The authors sought to compare diagnostic and demographic factors among patients who were involuntarily admitted to psychiatry care with or without police involvement.
All admissions to psychiatry units in two university hospitals in Ireland were studied over a 3.5-year period.
Of 2,715 admissions, 443 (16%) were involuntary; complete data were available for 390 of these involuntary admissions, of which 78 (20%) involved police. Patients with police involvement did not differ significantly from those without police involvement in gender, marital and employment status, or diagnosis. The former patients had a longer mean admission duration and were more likely to be admitted under the “risk criterion” of the Mental Health Act 2001. Multivariable testing indicated that these variables do not independently predict police involvement.
The diagnostic or demographic factors examined did not contribute to police involvement in involuntary admission. Features such as homelessness, social exclusion, or criminogenic factors might underlie police involvement.

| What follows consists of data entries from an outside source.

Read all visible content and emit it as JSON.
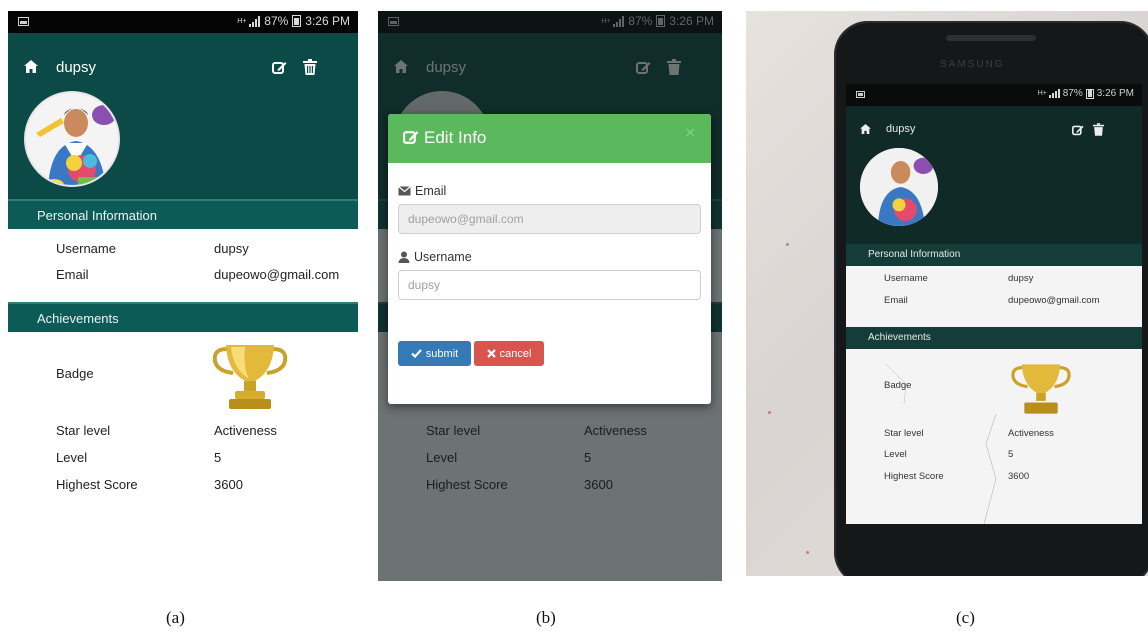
{
  "status_bar": {
    "network": "H+",
    "battery": "87%",
    "time": "3:26 PM"
  },
  "app_bar": {
    "title": "dupsy",
    "icons": [
      "home-icon",
      "edit-icon",
      "trash-icon"
    ]
  },
  "personal_info": {
    "heading": "Personal Information",
    "rows": [
      {
        "key": "Username",
        "value": "dupsy"
      },
      {
        "key": "Email",
        "value": "dupeowo@gmail.com"
      }
    ]
  },
  "achievements": {
    "heading": "Achievements",
    "badge_label": "Badge",
    "badge_icon": "trophy-icon",
    "rows": [
      {
        "key": "Star level",
        "value": "Activeness"
      },
      {
        "key": "Level",
        "value": "5"
      },
      {
        "key": "Highest Score",
        "value": "3600"
      }
    ]
  },
  "edit_modal": {
    "title": "Edit Info",
    "close": "×",
    "email_label": "Email",
    "email_value": "dupeowo@gmail.com",
    "username_label": "Username",
    "username_value": "dupsy",
    "submit_label": "submit",
    "cancel_label": "cancel"
  },
  "phone_brand": "SAMSUNG",
  "captions": [
    "(a)",
    "(b)",
    "(c)"
  ],
  "colors": {
    "header": "#0b4a46",
    "section_bar": "#0c5b56",
    "modal_header": "#5cb85c",
    "submit": "#337ab7",
    "cancel": "#d9534f"
  }
}
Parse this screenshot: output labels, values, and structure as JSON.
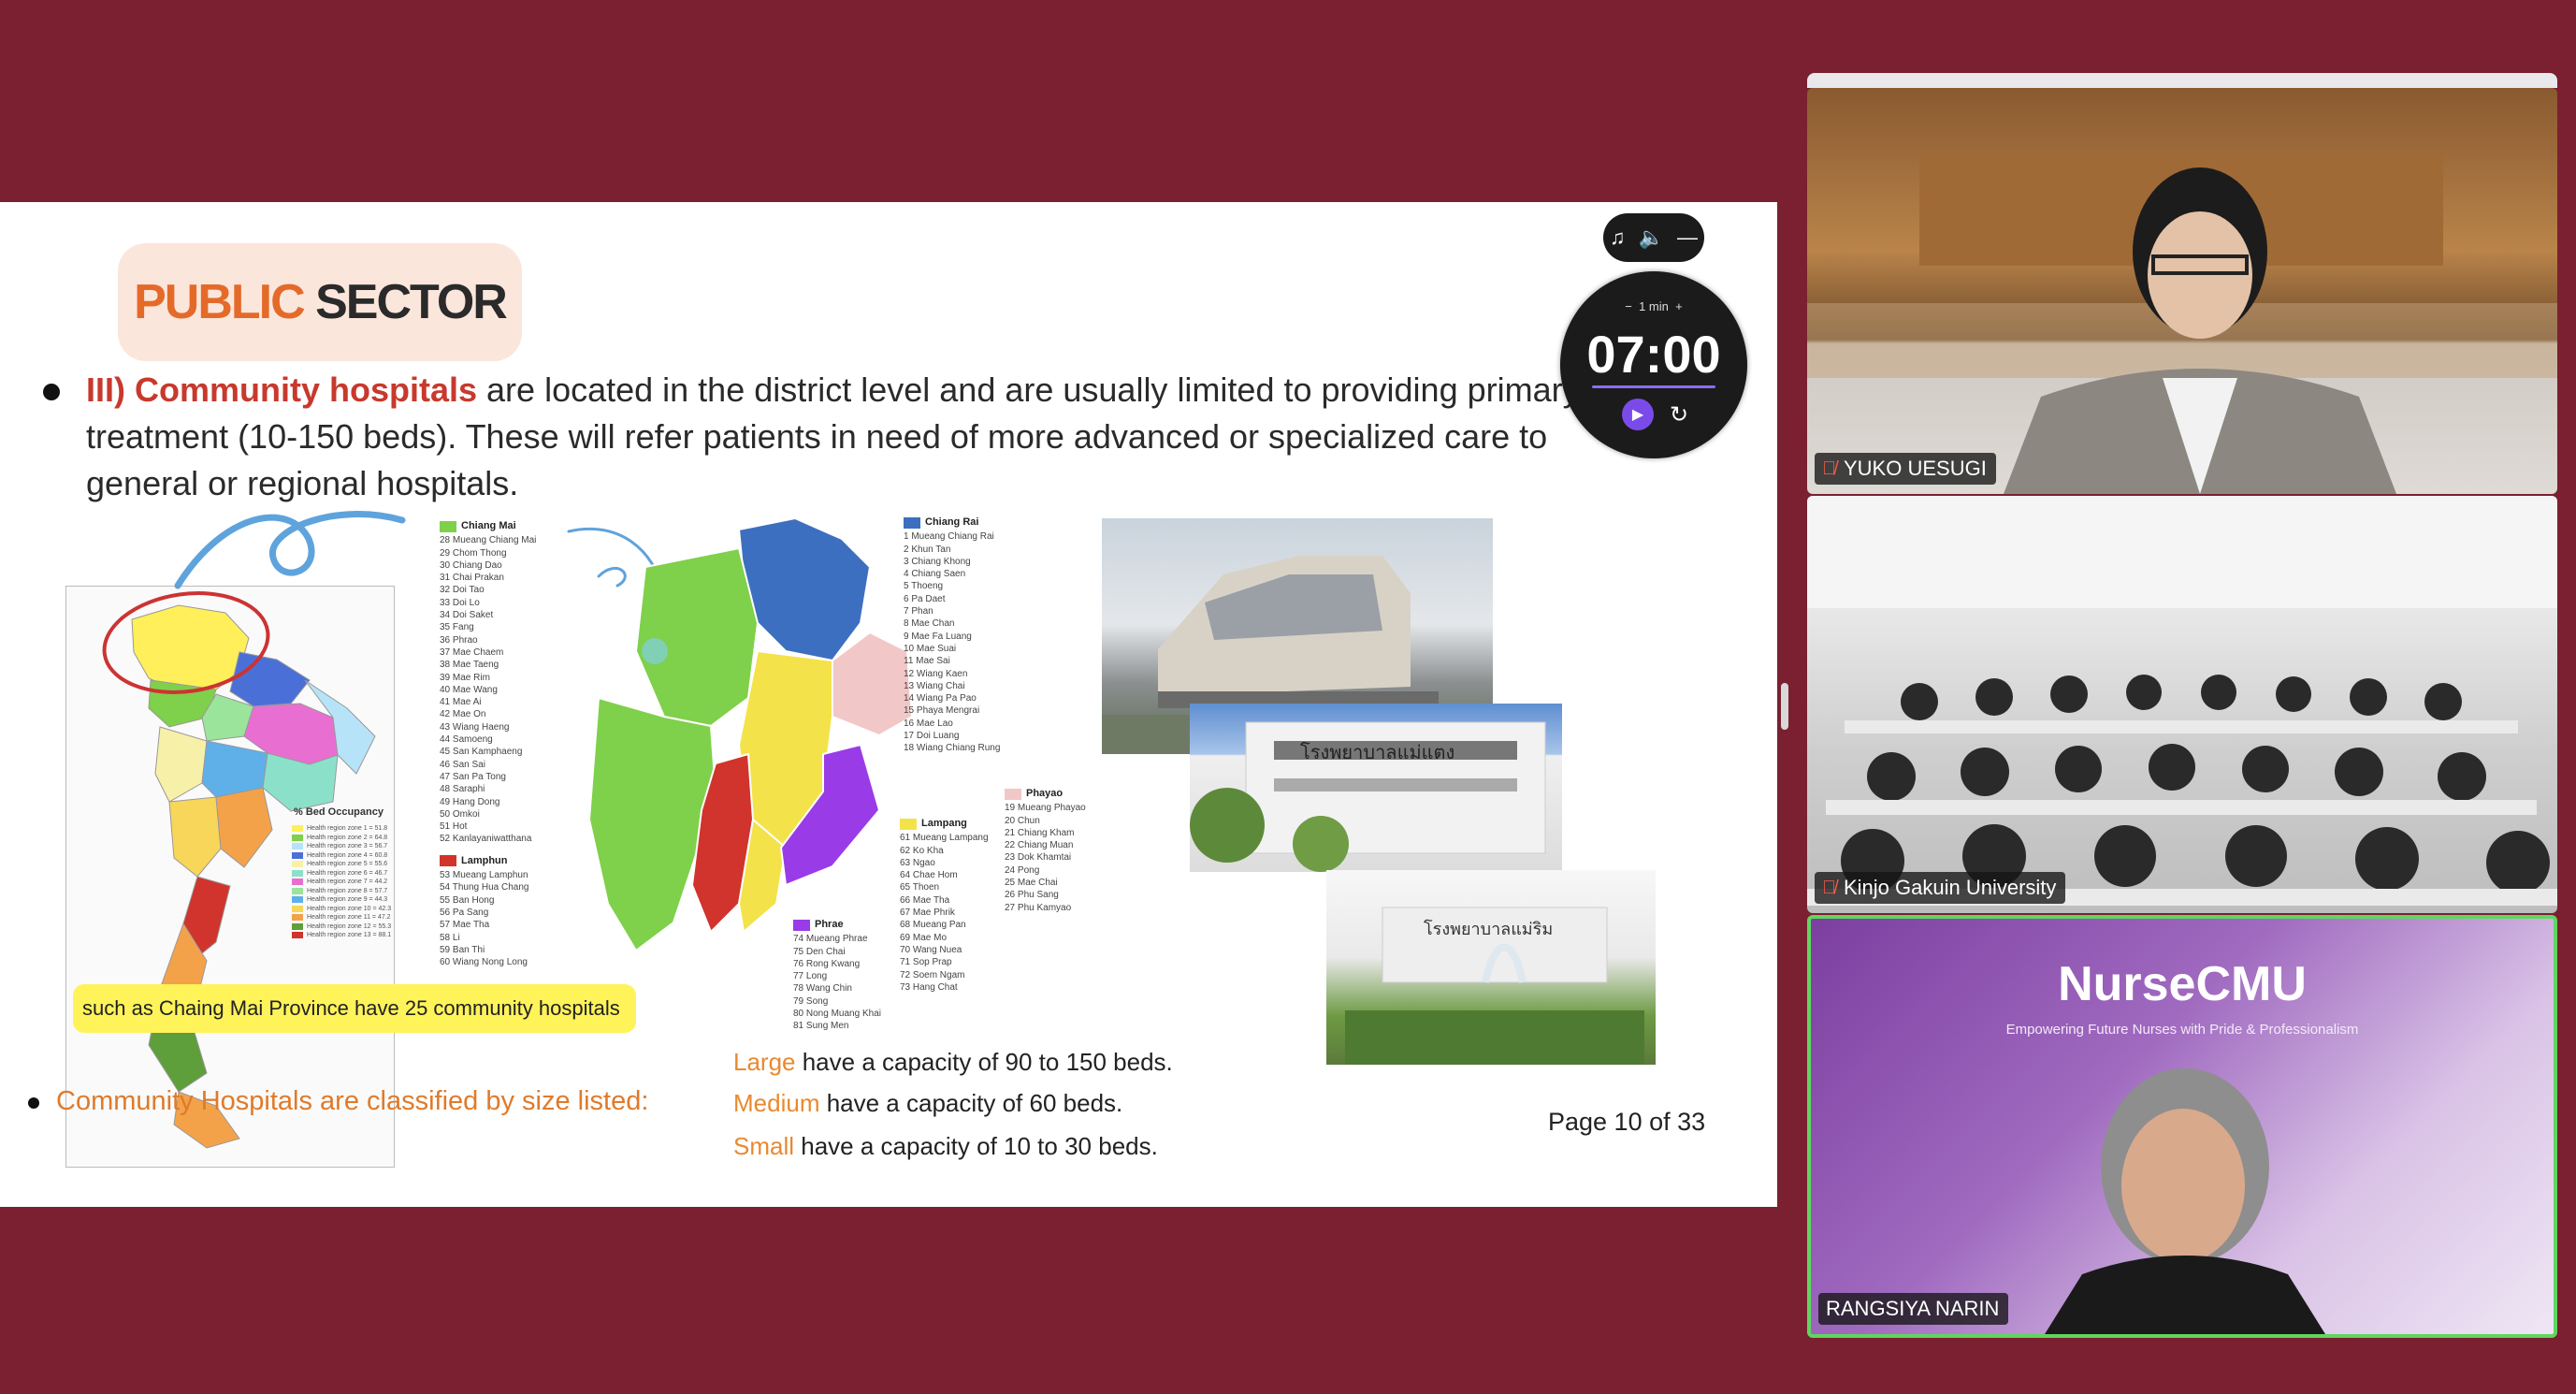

Anna Feeney, M.B.M.R.C.Psych., Emmanuel Umama-Agada, M.B.M.R.C.Psych., Aoife Curley, M.B.M.R.C.Psych., Muhammad Asghar, M.B.M.R.C.Psych., Brendan D. Kelly, M.D., Ph.D.
Psychiatric Services, 14 Oct 2020